BEGIN

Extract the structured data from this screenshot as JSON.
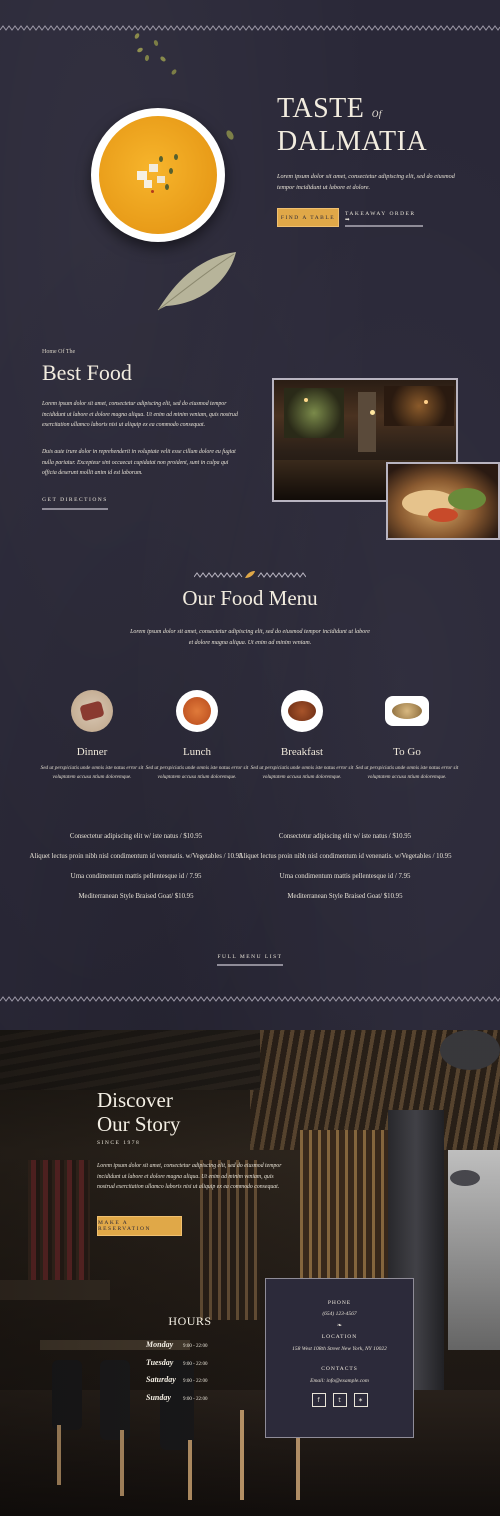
{
  "hero": {
    "title_line1": "TASTE",
    "title_of": "Of",
    "title_line2": "DALMATIA",
    "text": "Lorem ipsum dolor sit amet, consectetur adipiscing elit, sed do eiusmod tempor incididunt ut labore et dolore.",
    "btn_primary": "FIND A TABLE",
    "btn_secondary": "TAKEAWAY ORDER ➡"
  },
  "best_food": {
    "eyebrow": "Home Of The",
    "title": "Best Food",
    "para1": "Lorem ipsum dolor sit amet, consectetur adipiscing elit, sed do eiusmod tempor incididunt ut labore et dolore magna aliqua. Ut enim ad minim veniam, quis nostrud exercitation ullamco laboris nisi ut aliquip ex ea commodo consequat.",
    "para2": "Duis aute irure dolor in reprehenderit in voluptate velit esse cillum dolore eu fugiat nulla pariatur. Excepteur sint occaecat cupidatat non proident, sunt in culpa qui officia deserunt mollit anim id est laborum.",
    "btn": "GET DIRECTIONS"
  },
  "menu": {
    "title": "Our Food Menu",
    "intro": "Lorem ipsum dolor sit amet, consectetur adipiscing elit, sed do eiusmod tempor incididunt ut labore et dolore magna aliqua. Ut enim ad minim veniam.",
    "categories": [
      {
        "name": "Dinner",
        "desc": "Sed ut perspiciatis unde omnis iste natus error sit voluptatem accusa ntium doloremque."
      },
      {
        "name": "Lunch",
        "desc": "Sed ut perspiciatis unde omnis iste natus error sit voluptatem accusa ntium doloremque."
      },
      {
        "name": "Breakfast",
        "desc": "Sed ut perspiciatis unde omnis iste natus error sit voluptatem accusa ntium doloremque."
      },
      {
        "name": "To Go",
        "desc": "Sed ut perspiciatis unde omnis iste natus error sit voluptatem accusa ntium doloremque."
      }
    ],
    "items_left": [
      "Consectetur adipiscing elit w/ iste natus / $10.95",
      "Aliquet lectus proin nibh nisl condimentum id venenatis. w/Vegetables / 10.95",
      "Urna condimentum mattis pellentesque id / 7.95",
      "Mediterranean Style Braised Goat/ $10.95"
    ],
    "items_right": [
      "Consectetur adipiscing elit w/ iste natus / $10.95",
      "Aliquet lectus proin nibh nisl condimentum id venenatis. w/Vegetables / 10.95",
      "Urna condimentum mattis pellentesque id / 7.95",
      "Mediterranean Style Braised Goat/ $10.95"
    ],
    "btn": "FULL MENU LIST"
  },
  "story": {
    "title_line1": "Discover",
    "title_line2": "Our Story",
    "since": "SINCE 1978",
    "text": "Lorem ipsum dolor sit amet, consectetur adipiscing elit, sed do eiusmod tempor incididunt ut labore et dolore magna aliqua. Ut enim ad minim veniam, quis nostrud exercitation ullamco laboris nisi ut aliquip ex ea commodo consequat.",
    "btn": "MAKE A RESERVATION"
  },
  "hours": {
    "title": "HOURS",
    "rows": [
      {
        "day": "Monday",
        "time": "9:00 - 22:00"
      },
      {
        "day": "Tuesday",
        "time": "9:00 - 22:00"
      },
      {
        "day": "Saturday",
        "time": "9:00 - 22:00"
      },
      {
        "day": "Sunday",
        "time": "9:00 - 22:00"
      }
    ]
  },
  "contact": {
    "phone_label": "PHONE",
    "phone": "(654) 123-4567",
    "location_label": "LOCATION",
    "location": "158 West 108th Street New York, NY 10022",
    "contacts_label": "CONTACTS",
    "email": "Email: info@example.com",
    "social": [
      "facebook-icon",
      "twitter-icon",
      "yelp-icon"
    ]
  },
  "colors": {
    "background": "#2a2838",
    "accent_gold": "#e0a848",
    "text": "#e9e4d8"
  }
}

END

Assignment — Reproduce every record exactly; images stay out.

Solved problem —
Extract the structured data from this screenshot as JSON.
{
  "hero": {
    "title_line1": "TASTE",
    "title_of": "Of",
    "title_line2": "DALMATIA",
    "text": "Lorem ipsum dolor sit amet, consectetur adipiscing elit, sed do eiusmod tempor incididunt ut labore et dolore.",
    "btn_primary": "FIND A TABLE",
    "btn_secondary": "TAKEAWAY ORDER ➡"
  },
  "best_food": {
    "eyebrow": "Home Of The",
    "title": "Best Food",
    "para1": "Lorem ipsum dolor sit amet, consectetur adipiscing elit, sed do eiusmod tempor incididunt ut labore et dolore magna aliqua. Ut enim ad minim veniam, quis nostrud exercitation ullamco laboris nisi ut aliquip ex ea commodo consequat.",
    "para2": "Duis aute irure dolor in reprehenderit in voluptate velit esse cillum dolore eu fugiat nulla pariatur. Excepteur sint occaecat cupidatat non proident, sunt in culpa qui officia deserunt mollit anim id est laborum.",
    "btn": "GET DIRECTIONS"
  },
  "menu": {
    "title": "Our Food Menu",
    "intro": "Lorem ipsum dolor sit amet, consectetur adipiscing elit, sed do eiusmod tempor incididunt ut labore et dolore magna aliqua. Ut enim ad minim veniam.",
    "categories": [
      {
        "name": "Dinner",
        "desc": "Sed ut perspiciatis unde omnis iste natus error sit voluptatem accusa ntium doloremque."
      },
      {
        "name": "Lunch",
        "desc": "Sed ut perspiciatis unde omnis iste natus error sit voluptatem accusa ntium doloremque."
      },
      {
        "name": "Breakfast",
        "desc": "Sed ut perspiciatis unde omnis iste natus error sit voluptatem accusa ntium doloremque."
      },
      {
        "name": "To Go",
        "desc": "Sed ut perspiciatis unde omnis iste natus error sit voluptatem accusa ntium doloremque."
      }
    ],
    "items_left": [
      "Consectetur adipiscing elit w/ iste natus / $10.95",
      "Aliquet lectus proin nibh nisl condimentum id venenatis. w/Vegetables / 10.95",
      "Urna condimentum mattis pellentesque id / 7.95",
      "Mediterranean Style Braised Goat/ $10.95"
    ],
    "items_right": [
      "Consectetur adipiscing elit w/ iste natus / $10.95",
      "Aliquet lectus proin nibh nisl condimentum id venenatis. w/Vegetables / 10.95",
      "Urna condimentum mattis pellentesque id / 7.95",
      "Mediterranean Style Braised Goat/ $10.95"
    ],
    "btn": "FULL MENU LIST"
  },
  "story": {
    "title_line1": "Discover",
    "title_line2": "Our Story",
    "since": "SINCE 1978",
    "text": "Lorem ipsum dolor sit amet, consectetur adipiscing elit, sed do eiusmod tempor incididunt ut labore et dolore magna aliqua. Ut enim ad minim veniam, quis nostrud exercitation ullamco laboris nisi ut aliquip ex ea commodo consequat.",
    "btn": "MAKE A RESERVATION"
  },
  "hours": {
    "title": "HOURS",
    "rows": [
      {
        "day": "Monday",
        "time": "9:00 - 22:00"
      },
      {
        "day": "Tuesday",
        "time": "9:00 - 22:00"
      },
      {
        "day": "Saturday",
        "time": "9:00 - 22:00"
      },
      {
        "day": "Sunday",
        "time": "9:00 - 22:00"
      }
    ]
  },
  "contact": {
    "phone_label": "PHONE",
    "phone": "(654) 123-4567",
    "location_label": "LOCATION",
    "location": "158 West 108th Street New York, NY 10022",
    "contacts_label": "CONTACTS",
    "email": "Email: info@example.com",
    "social": [
      "facebook-icon",
      "twitter-icon",
      "yelp-icon"
    ]
  },
  "colors": {
    "background": "#2a2838",
    "accent_gold": "#e0a848",
    "text": "#e9e4d8"
  }
}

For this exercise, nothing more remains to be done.